### INSTRUCTIONS FOR THE TASK
Every line of the entries below that carries the string "JSON" should be copied.

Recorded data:
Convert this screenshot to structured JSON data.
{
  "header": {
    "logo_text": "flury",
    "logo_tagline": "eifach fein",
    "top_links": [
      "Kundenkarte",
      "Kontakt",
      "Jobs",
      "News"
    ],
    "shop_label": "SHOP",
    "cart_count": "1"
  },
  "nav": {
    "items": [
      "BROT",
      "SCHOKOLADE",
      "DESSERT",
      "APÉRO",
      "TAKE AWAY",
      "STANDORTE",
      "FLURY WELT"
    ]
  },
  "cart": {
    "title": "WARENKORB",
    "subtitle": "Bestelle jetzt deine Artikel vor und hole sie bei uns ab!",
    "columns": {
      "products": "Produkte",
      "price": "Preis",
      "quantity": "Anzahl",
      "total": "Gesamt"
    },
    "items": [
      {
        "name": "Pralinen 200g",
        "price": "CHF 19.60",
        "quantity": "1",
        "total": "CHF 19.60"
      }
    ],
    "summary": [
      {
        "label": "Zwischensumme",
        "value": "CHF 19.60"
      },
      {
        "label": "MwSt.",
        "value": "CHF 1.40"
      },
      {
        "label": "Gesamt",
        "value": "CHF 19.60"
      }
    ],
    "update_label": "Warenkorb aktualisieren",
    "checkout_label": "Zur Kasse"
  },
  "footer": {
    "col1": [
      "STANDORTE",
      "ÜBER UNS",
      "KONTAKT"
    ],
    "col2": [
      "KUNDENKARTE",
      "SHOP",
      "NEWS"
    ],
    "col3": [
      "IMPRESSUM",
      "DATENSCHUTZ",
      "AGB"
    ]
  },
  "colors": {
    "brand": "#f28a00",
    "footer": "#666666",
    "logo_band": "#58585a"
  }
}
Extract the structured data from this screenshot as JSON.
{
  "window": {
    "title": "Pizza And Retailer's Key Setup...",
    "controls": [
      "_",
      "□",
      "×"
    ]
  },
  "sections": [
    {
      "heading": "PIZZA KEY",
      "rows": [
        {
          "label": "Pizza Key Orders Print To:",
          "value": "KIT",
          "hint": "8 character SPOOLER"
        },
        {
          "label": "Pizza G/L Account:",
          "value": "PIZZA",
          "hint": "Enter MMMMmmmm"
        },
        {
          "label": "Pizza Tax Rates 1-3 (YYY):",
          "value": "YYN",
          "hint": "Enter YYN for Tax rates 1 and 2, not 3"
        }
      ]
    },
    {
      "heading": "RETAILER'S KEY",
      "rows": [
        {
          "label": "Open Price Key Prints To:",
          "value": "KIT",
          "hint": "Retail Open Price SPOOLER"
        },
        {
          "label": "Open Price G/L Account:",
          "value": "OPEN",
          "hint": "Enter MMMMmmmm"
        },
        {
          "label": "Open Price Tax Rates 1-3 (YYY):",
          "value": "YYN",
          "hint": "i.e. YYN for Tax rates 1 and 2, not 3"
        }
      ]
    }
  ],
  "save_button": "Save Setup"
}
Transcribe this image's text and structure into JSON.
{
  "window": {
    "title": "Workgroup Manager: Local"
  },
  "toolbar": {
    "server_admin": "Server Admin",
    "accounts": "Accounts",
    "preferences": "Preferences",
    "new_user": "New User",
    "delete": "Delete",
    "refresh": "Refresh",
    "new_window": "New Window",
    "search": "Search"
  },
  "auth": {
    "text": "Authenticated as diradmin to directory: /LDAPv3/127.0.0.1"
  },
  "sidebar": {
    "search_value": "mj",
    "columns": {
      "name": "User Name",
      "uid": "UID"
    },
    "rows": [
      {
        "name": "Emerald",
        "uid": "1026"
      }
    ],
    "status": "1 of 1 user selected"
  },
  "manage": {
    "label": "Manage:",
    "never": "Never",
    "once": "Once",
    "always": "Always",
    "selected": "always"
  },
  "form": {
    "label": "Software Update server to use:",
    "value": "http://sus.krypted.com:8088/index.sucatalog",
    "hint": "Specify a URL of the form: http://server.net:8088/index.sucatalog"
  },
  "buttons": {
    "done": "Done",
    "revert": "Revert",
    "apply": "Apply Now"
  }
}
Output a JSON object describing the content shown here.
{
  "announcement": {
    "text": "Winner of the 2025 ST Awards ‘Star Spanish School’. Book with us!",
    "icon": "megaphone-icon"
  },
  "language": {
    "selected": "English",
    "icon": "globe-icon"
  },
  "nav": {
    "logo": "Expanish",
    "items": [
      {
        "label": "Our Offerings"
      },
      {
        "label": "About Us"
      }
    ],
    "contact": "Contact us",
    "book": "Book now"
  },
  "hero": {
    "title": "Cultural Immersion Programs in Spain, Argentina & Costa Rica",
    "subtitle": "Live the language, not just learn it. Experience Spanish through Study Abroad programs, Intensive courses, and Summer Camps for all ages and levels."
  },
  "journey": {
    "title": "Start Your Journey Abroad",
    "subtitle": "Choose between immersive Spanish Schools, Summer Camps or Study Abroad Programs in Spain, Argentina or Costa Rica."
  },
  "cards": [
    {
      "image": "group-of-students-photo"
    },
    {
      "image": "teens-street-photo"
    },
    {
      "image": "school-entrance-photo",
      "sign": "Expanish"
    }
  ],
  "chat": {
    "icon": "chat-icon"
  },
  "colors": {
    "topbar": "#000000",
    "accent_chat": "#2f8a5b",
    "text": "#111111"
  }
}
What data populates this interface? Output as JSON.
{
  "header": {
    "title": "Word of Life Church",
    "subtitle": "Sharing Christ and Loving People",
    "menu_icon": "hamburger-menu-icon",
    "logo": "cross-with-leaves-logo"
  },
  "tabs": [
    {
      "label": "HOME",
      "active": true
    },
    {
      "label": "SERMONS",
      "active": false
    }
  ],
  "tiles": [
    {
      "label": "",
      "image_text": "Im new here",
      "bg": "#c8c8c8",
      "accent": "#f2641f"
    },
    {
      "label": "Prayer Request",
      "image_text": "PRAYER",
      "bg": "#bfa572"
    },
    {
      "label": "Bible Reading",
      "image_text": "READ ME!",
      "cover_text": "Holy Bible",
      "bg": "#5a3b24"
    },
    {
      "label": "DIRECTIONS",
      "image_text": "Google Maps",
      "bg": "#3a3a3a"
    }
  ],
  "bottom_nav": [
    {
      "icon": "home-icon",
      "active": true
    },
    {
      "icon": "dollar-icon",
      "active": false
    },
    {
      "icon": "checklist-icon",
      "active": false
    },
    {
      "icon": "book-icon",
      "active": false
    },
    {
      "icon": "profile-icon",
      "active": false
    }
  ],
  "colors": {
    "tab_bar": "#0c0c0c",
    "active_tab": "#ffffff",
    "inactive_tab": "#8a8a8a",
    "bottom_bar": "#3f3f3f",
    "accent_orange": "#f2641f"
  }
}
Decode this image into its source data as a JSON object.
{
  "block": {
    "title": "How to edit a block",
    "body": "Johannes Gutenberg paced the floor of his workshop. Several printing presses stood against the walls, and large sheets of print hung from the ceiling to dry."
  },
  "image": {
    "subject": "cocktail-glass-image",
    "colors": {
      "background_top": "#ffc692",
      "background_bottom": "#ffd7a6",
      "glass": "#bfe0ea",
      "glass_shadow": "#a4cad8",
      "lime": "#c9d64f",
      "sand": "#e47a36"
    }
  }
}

### SOLUTION TO THIS TASK
Convert this screenshot to structured JSON data.
Extract the structured data from this screenshot as JSON.
Transcribe this image's text and structure into JSON.
Output a JSON object describing the content shown here.
What data populates this interface? Output as JSON.
Decode this image into its source data as a JSON object.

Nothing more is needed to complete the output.